Ugh! Driving in the rain is the worst. Visibility drops down to nothing, and windshield wipers don't really seem to help. A friend once told you that wearing sunglasses in such a situation would help. That's just crazy talk. Right?
Many cars today have all-wheel-drive systems, which you might think would help cars handle better on ice. But while all-wheel drive can help you get started on icy roads, it doesn't improve traction, which is what you really need.
Cell phones have long been thought to be a possible cause of gas-station fires. But there's actually another culprit ... and another reason you should keep your phone holstered while you're at the pump.
You might have heard that a firefighter in Ohio was injured (or maybe even killed) after accidentally deploying a side-impact airbag while using a slim jim to unlock a car door. But is the tale true? Is that even possible?
Some worry that more flexible marijuana laws will cause a spate of stoned drivers taking to the roadways. While driving impaired is dangerous regardless of the substance or amount taken, stoned driving is not the same as drunk driving.

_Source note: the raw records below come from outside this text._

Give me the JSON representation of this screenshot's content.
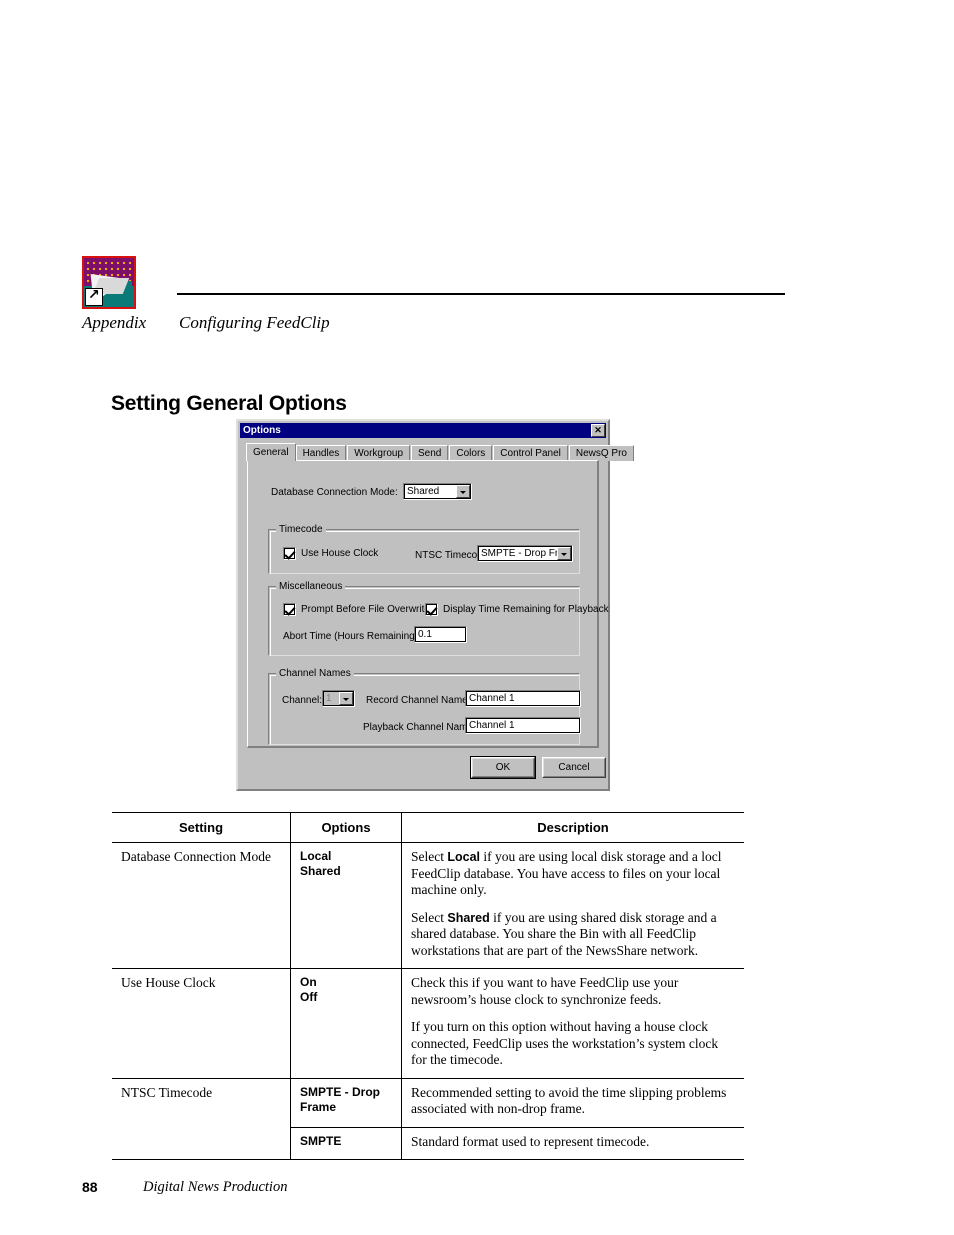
{
  "page": {
    "appendix_label": "Appendix",
    "appendix_title": "Configuring FeedClip",
    "section_title": "Setting General Options",
    "page_number": "88",
    "footer_title": "Digital News Production"
  },
  "dialog": {
    "title": "Options",
    "close_glyph": "✕",
    "titlebar_color": "#000080",
    "face_color": "#c0c0c0",
    "tabs": [
      {
        "label": "General",
        "active": true
      },
      {
        "label": "Handles",
        "active": false
      },
      {
        "label": "Workgroup",
        "active": false
      },
      {
        "label": "Send",
        "active": false
      },
      {
        "label": "Colors",
        "active": false
      },
      {
        "label": "Control Panel",
        "active": false
      },
      {
        "label": "NewsQ Pro",
        "active": false
      }
    ],
    "database_connection_mode": {
      "label": "Database Connection Mode:",
      "value": "Shared"
    },
    "timecode_group": {
      "title": "Timecode",
      "use_house_clock": {
        "label": "Use House Clock",
        "checked": true
      },
      "ntsc_timecode": {
        "label": "NTSC Timecode:",
        "value": "SMPTE - Drop Frame"
      }
    },
    "miscellaneous_group": {
      "title": "Miscellaneous",
      "prompt_before_overwrite": {
        "label": "Prompt Before File Overwrite",
        "checked": true
      },
      "display_time_remaining": {
        "label": "Display Time Remaining for Playback",
        "checked": true
      },
      "abort_time": {
        "label": "Abort Time (Hours Remaining):",
        "value": "0.1"
      }
    },
    "channel_names_group": {
      "title": "Channel Names",
      "channel": {
        "label": "Channel:",
        "value": "1"
      },
      "record_channel_name": {
        "label": "Record Channel Name:",
        "value": "Channel 1"
      },
      "playback_channel_name": {
        "label": "Playback Channel Name:",
        "value": "Channel 1"
      }
    },
    "buttons": {
      "ok": "OK",
      "cancel": "Cancel"
    }
  },
  "table": {
    "headers": {
      "setting": "Setting",
      "options": "Options",
      "description": "Description"
    },
    "rows": [
      {
        "setting": "Database Connection Mode",
        "options": "Local\nShared",
        "description_p1_a": "Select ",
        "description_p1_b": "Local",
        "description_p1_c": " if you are using local disk storage and a locl FeedClip database. You have access to files on your local machine only.",
        "description_p2_a": "Select ",
        "description_p2_b": "Shared",
        "description_p2_c": " if you are using shared disk storage and a shared database. You share the Bin with all FeedClip workstations that are part of the NewsShare network."
      },
      {
        "setting": "Use House Clock",
        "options": "On\nOff",
        "description_p1": "Check this if you want to have FeedClip use your newsroom’s house clock to synchronize feeds.",
        "description_p2": "If you turn on this option without having a house clock connected, FeedClip uses the workstation’s system clock for the timecode."
      },
      {
        "setting": "NTSC Timecode",
        "options": "SMPTE - Drop Frame",
        "description_p1": "Recommended setting to avoid the time slipping problems associated with non-drop frame."
      },
      {
        "setting": "",
        "options": "SMPTE",
        "description_p1": "Standard format used to represent timecode."
      }
    ]
  }
}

Do you dream of buying your little girl an adorable vintage convertible Beetle (maybe in pink?). Or restoring an old Camaro while you bond over Bondo? Well snap out of it. There's a better way to choose your kid's first car.

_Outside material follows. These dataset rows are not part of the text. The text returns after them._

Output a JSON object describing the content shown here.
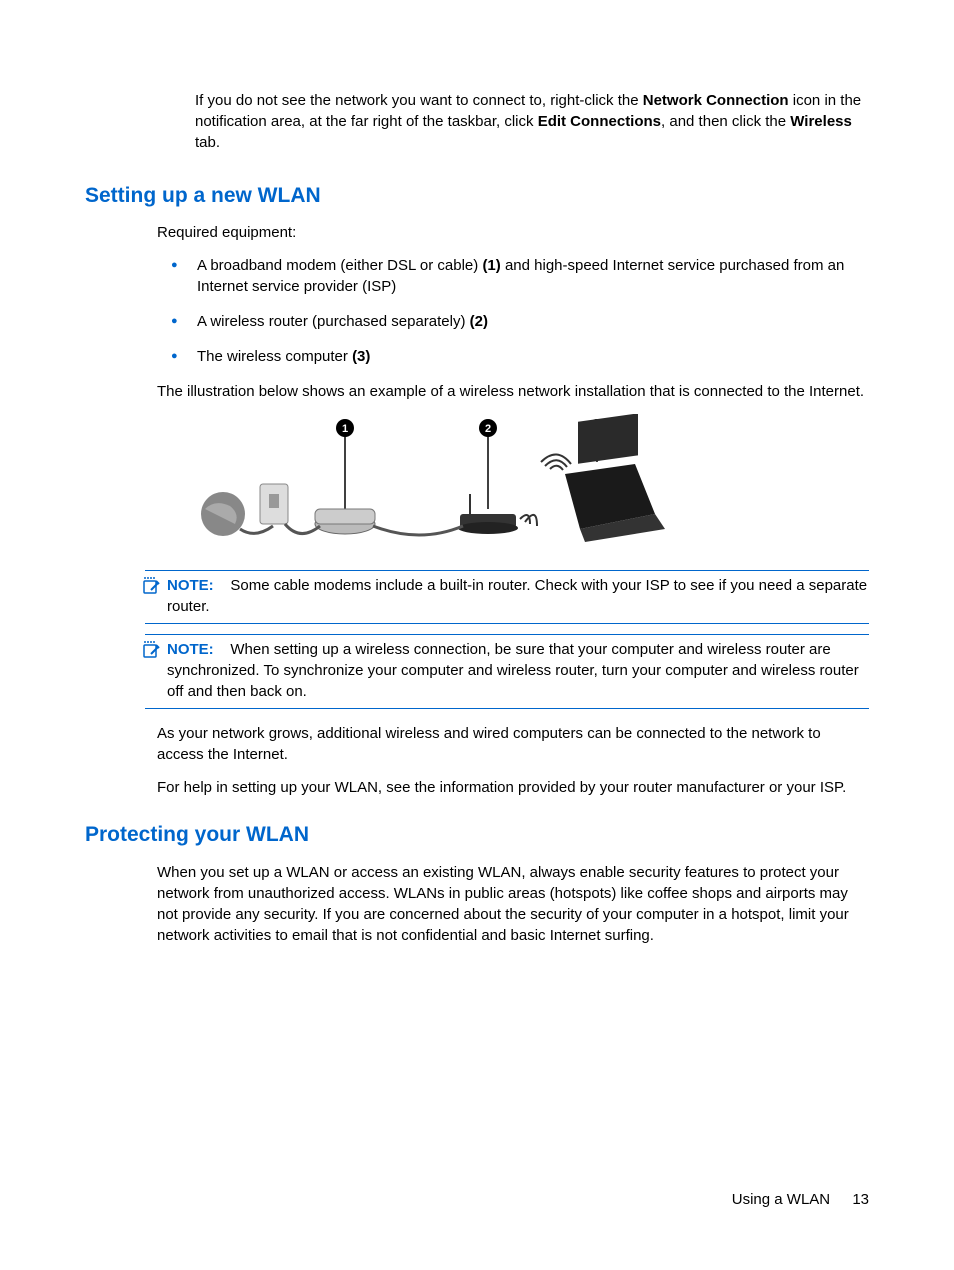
{
  "intro": {
    "pre": "If you do not see the network you want to connect to, right-click the ",
    "bold1": "Network Connection",
    "mid1": " icon in the notification area, at the far right of the taskbar, click ",
    "bold2": "Edit Connections",
    "mid2": ", and then click the ",
    "bold3": "Wireless",
    "post": " tab."
  },
  "section1": {
    "heading": "Setting up a new WLAN",
    "required_label": "Required equipment:",
    "bullets": [
      {
        "pre": "A broadband modem (either DSL or cable) ",
        "bold": "(1)",
        "post": " and high-speed Internet service purchased from an Internet service provider (ISP)"
      },
      {
        "pre": "A wireless router (purchased separately) ",
        "bold": "(2)",
        "post": ""
      },
      {
        "pre": "The wireless computer ",
        "bold": "(3)",
        "post": ""
      }
    ],
    "illustration_caption": "The illustration below shows an example of a wireless network installation that is connected to the Internet.",
    "note1": {
      "label": "NOTE:",
      "text": "Some cable modems include a built-in router. Check with your ISP to see if you need a separate router."
    },
    "note2": {
      "label": "NOTE:",
      "text": "When setting up a wireless connection, be sure that your computer and wireless router are synchronized. To synchronize your computer and wireless router, turn your computer and wireless router off and then back on."
    },
    "para_grow": "As your network grows, additional wireless and wired computers can be connected to the network to access the Internet.",
    "para_help": "For help in setting up your WLAN, see the information provided by your router manufacturer or your ISP."
  },
  "section2": {
    "heading": "Protecting your WLAN",
    "para": "When you set up a WLAN or access an existing WLAN, always enable security features to protect your network from unauthorized access. WLANs in public areas (hotspots) like coffee shops and airports may not provide any security. If you are concerned about the security of your computer in a hotspot, limit your network activities to email that is not confidential and basic Internet surfing."
  },
  "footer": {
    "title": "Using a WLAN",
    "page": "13"
  }
}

When you look at the risk of having a collision based on per-miles-driven, teen drivers are three times more likely than adults to have an accident. But there are few ways you can better the odds of keeping younger drivers safe.
It used to be a rite of passage in America: turn 16 and get your driver's license. But the number of teen drivers has decreased as license requirements have gotten stricter. If your teen passes them, does that mean he or she is ready to drive solo?
The National Fire Protection Association (NFPA) says that vehicle fires account for about 20 percent of all reported fires, so it's worth knowing how to reduce some of the risk in your own car or truck.
Most safety and regulatory devices within your car or truck operate so seamlessly that you may never even know that they're active. So how do you know when your vehicle's traction control system is working?